Theme: Christ, the Light that Shines in the Darkness
In the first reading (Isaiah 8:23-9:3), the Prophet Isaiah describes the new era of liberty and joy which the future Messiah will usher in. This prophecy was given in the 8th century B.C when Galilee was populated by the Assyrians who settled there after the fall of the northern kingdom (Israel) in 722 B.C. These Assyrians who were pagans dominated the land such that it was difficult for the remnants to practice true religion. Isaiah’s prophecy was to reawaken their hope in the Messiah whose arrival would drive away the darkness of paganism and slavery and would bring in the true light of authentic religion and freedom. We see the fulfillment of this prophecy in the Gospel reading (Matthew 4:12-23) when Christ withdrew into Nazareth in the territory of Zebulun and Naphtali to preach. In Galilee, Christ began his public ministry with a call to repentance, telling them to “repent for the kingdom of heaven is at hand”. The people who once lived in the darkness of paganism and sin began to experience the wonderful light of God’s presence.
The expression “the Kingdom of heaven” is usually used to refer to the Kingdom of God. The Jews at that time were reluctant to call the name of God directly. Instead, they used other names related to God. That was why Mathew who wrote primarily for a Christian community of Jewish origin always spoke of God in indirect ways. By announcing the nearness of the Kingdom of God, Jesus was not inviting them to look forward to a spiritual kingdom which would come as a reward for the just. Instead, he was announcing to them, that the reign of God has come. God has decided to visit His people, to collaborate with them and to intervene in their predicaments. To make this collaboration possible, Christ called two brothers (Peter and Andrew) who were casting their net into the sea to be his apostles. He said to them, “Follow me and I will make you fishers of men”. He also met James and John mending their nets and he also called them.
In their individual responses, these disciples abandoned everything to follow Christ.

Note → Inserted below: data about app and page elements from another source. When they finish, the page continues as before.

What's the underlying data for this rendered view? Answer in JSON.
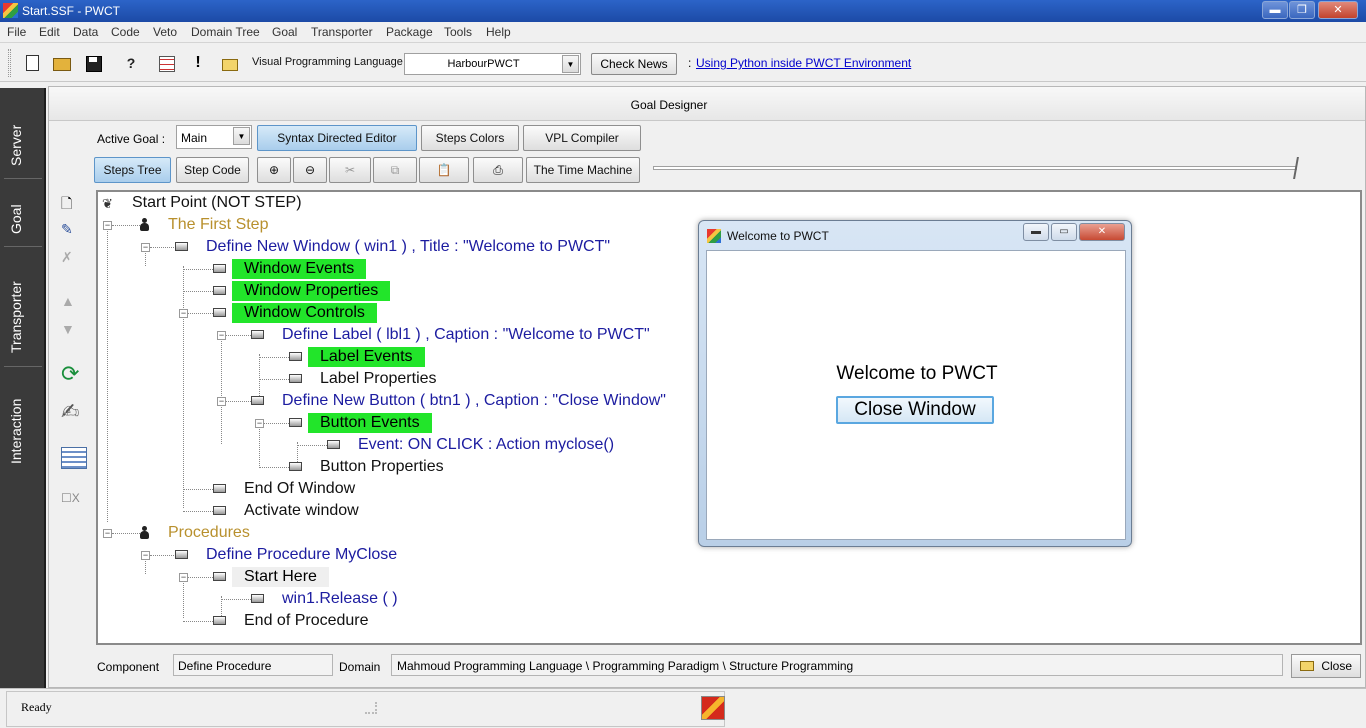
{
  "window": {
    "title": "Start.SSF  - PWCT",
    "min": "▬",
    "max": "❐",
    "close": "✕"
  },
  "menu": [
    "File",
    "Edit",
    "Data",
    "Code",
    "Veto",
    "Domain Tree",
    "Goal",
    "Transporter",
    "Package",
    "Tools",
    "Help"
  ],
  "toolbar": {
    "vpl_label": "Visual Programming Language",
    "vpl_value": "HarbourPWCT",
    "check_news": "Check News",
    "news_colon": ":",
    "news_link": "Using Python inside PWCT Environment"
  },
  "side_tabs": [
    "Server",
    "Goal",
    "Transporter",
    "Interaction"
  ],
  "goal_designer": {
    "title": "Goal Designer",
    "active_goal_label": "Active Goal :",
    "active_goal_value": "Main",
    "buttons_row1": [
      "Syntax Directed Editor",
      "Steps Colors",
      "VPL Compiler"
    ],
    "steps_tree": "Steps Tree",
    "step_code": "Step Code",
    "time_machine": "The Time Machine"
  },
  "tree": [
    {
      "text": "Start Point (NOT STEP)",
      "style": "black"
    },
    {
      "text": "The First Step",
      "style": "gold"
    },
    {
      "text": "Define New Window  ( win1 ) , Title : \"Welcome to PWCT\"",
      "style": "blue"
    },
    {
      "text": "Window Events",
      "style": "green"
    },
    {
      "text": "Window Properties",
      "style": "green"
    },
    {
      "text": "Window Controls",
      "style": "green"
    },
    {
      "text": "Define Label ( lbl1 ) , Caption : \"Welcome to PWCT\"",
      "style": "blue"
    },
    {
      "text": "Label Events",
      "style": "green"
    },
    {
      "text": "Label Properties",
      "style": "black"
    },
    {
      "text": "Define New Button ( btn1 ) , Caption : \"Close Window\"",
      "style": "blue"
    },
    {
      "text": "Button Events",
      "style": "green"
    },
    {
      "text": "Event: ON CLICK : Action myclose()",
      "style": "blue"
    },
    {
      "text": "Button Properties",
      "style": "black"
    },
    {
      "text": "End Of Window",
      "style": "black"
    },
    {
      "text": "Activate window",
      "style": "black"
    },
    {
      "text": "Procedures",
      "style": "gold"
    },
    {
      "text": "Define Procedure MyClose",
      "style": "blue"
    },
    {
      "text": "Start Here",
      "style": "grey"
    },
    {
      "text": "win1.Release ( )",
      "style": "blue"
    },
    {
      "text": "End of Procedure",
      "style": "black"
    }
  ],
  "component_bar": {
    "component_label": "Component",
    "component_value": "Define Procedure",
    "domain_label": "Domain",
    "domain_value": "Mahmoud Programming Language  \\  Programming Paradigm  \\  Structure Programming",
    "close": "Close"
  },
  "status": {
    "text": "Ready"
  },
  "welcome_window": {
    "title": "Welcome to PWCT",
    "label": "Welcome to PWCT",
    "button": "Close Window"
  }
}
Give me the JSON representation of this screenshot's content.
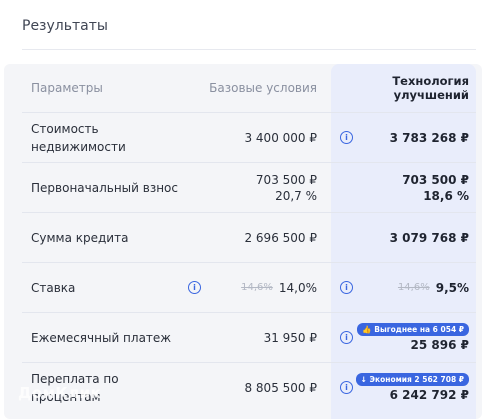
{
  "title": "Результаты",
  "table": {
    "columns": {
      "params": "Параметры",
      "base": "Базовые условия",
      "improved": "Технология улучшений"
    },
    "rows": [
      {
        "label": "Стоимость недвижимости",
        "base": "3 400 000 ₽",
        "improved": "3 783 268 ₽"
      },
      {
        "label": "Первоначальный взнос",
        "base": "703 500 ₽",
        "base_pct": "20,7 %",
        "improved": "703 500 ₽",
        "improved_pct": "18,6 %"
      },
      {
        "label": "Сумма кредита",
        "base": "2 696 500 ₽",
        "improved": "3 079 768 ₽"
      },
      {
        "label": "Ставка",
        "base_old": "14,6%",
        "base": "14,0%",
        "improved_old": "14,6%",
        "improved": "9,5%"
      },
      {
        "label": "Ежемесячный платеж",
        "base": "31 950 ₽",
        "badge": "Выгоднее на 6 054 ₽",
        "improved": "25 896 ₽"
      },
      {
        "label": "Переплата по процентам",
        "base": "8 805 500 ₽",
        "badge": "Экономия 2 562 708 ₽",
        "improved": "6 242 792 ₽"
      }
    ]
  },
  "watermark": "ДомКлик"
}
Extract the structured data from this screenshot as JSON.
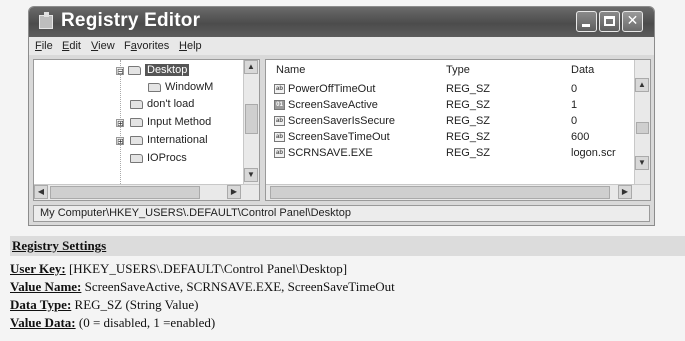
{
  "window": {
    "title": "Registry Editor",
    "minimize_label": "",
    "maximize_label": "",
    "close_label": "✕"
  },
  "menubar": {
    "items": [
      {
        "label": "File",
        "accesskey": "F"
      },
      {
        "label": "Edit",
        "accesskey": "E"
      },
      {
        "label": "View",
        "accesskey": "V"
      },
      {
        "label": "Favorites",
        "accesskey": "a"
      },
      {
        "label": "Help",
        "accesskey": "H"
      }
    ]
  },
  "tree": {
    "nodes": [
      {
        "label": "Desktop",
        "expander": "⊟",
        "selected": true
      },
      {
        "label": "WindowM",
        "expander": "",
        "selected": false
      },
      {
        "label": "don't load",
        "expander": "",
        "selected": false
      },
      {
        "label": "Input Method",
        "expander": "⊞",
        "selected": false
      },
      {
        "label": "International",
        "expander": "⊞",
        "selected": false
      },
      {
        "label": "IOProcs",
        "expander": "",
        "selected": false
      }
    ]
  },
  "values_list": {
    "columns": {
      "name": "Name",
      "type": "Type",
      "data": "Data"
    },
    "rows": [
      {
        "name": "PowerOffTimeOut",
        "type": "REG_SZ",
        "data": "0",
        "icon": "string-value-icon"
      },
      {
        "name": "ScreenSaveActive",
        "type": "REG_SZ",
        "data": "1",
        "icon": "binary-value-icon"
      },
      {
        "name": "ScreenSaverIsSecure",
        "type": "REG_SZ",
        "data": "0",
        "icon": "string-value-icon"
      },
      {
        "name": "ScreenSaveTimeOut",
        "type": "REG_SZ",
        "data": "600",
        "icon": "string-value-icon"
      },
      {
        "name": "SCRNSAVE.EXE",
        "type": "REG_SZ",
        "data": "logon.scr",
        "icon": "string-value-icon"
      }
    ]
  },
  "statusbar": {
    "path": "My Computer\\HKEY_USERS\\.DEFAULT\\Control Panel\\Desktop"
  },
  "settings": {
    "heading": "Registry Settings",
    "user_key_label": "User Key:",
    "user_key_value": "[HKEY_USERS\\.DEFAULT\\Control Panel\\Desktop]",
    "value_name_label": "Value Name:",
    "value_name_value": "ScreenSaveActive, SCRNSAVE.EXE, ScreenSaveTimeOut",
    "data_type_label": "Data Type:",
    "data_type_value": "REG_SZ (String Value)",
    "value_data_label": "Value Data:",
    "value_data_value": "(0 = disabled, 1 =enabled)"
  }
}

With Christ, they were transfigured from fisher men into fishers of men. With them, Christ made the Kingdom of God visible on earth as a structure. Thus, these disciples and their legitimate successors became the builders of this visible structure which is the Church with Christ as its cornerstone. The apostle Paul contributed towards the building of this structure in Corinth but unfortunately, the Corinthians became more interested in the labourers than in the owner of the structure. That was why in the second reading (1 Cor. 1:10-13; 17) he discouraged every form of dissension among them arising from who baptized who. What was important was not who baptized them but in whose name were they baptized.
Beloved friends, there are three lessons we can learn from these readings. First, Christ is the light that illumines our path. For us to find our way in this dark and slippery world, we must journey with Christ and this would entail a radical conversion from our evil ways. When Christ steps in, there must be a difference in our lives. Secondly, Christ is inviting us to assist in building his Kingdom on earth. We should respond to this invitation by using our skills and services for the growth of the Church. The first disciples used their skills in fishing to become fishers of men. Thirdly, the Church being a community of persons united in Christ, should not be divided on account of anything, be it spiritual or temporal. As we work and pray for the unity of all Christians, let us shun all words and actions that would bring dissension among believers. Always bear in mind the unity of all Christians which Christ prayed for. Happy Sunday. God loves you.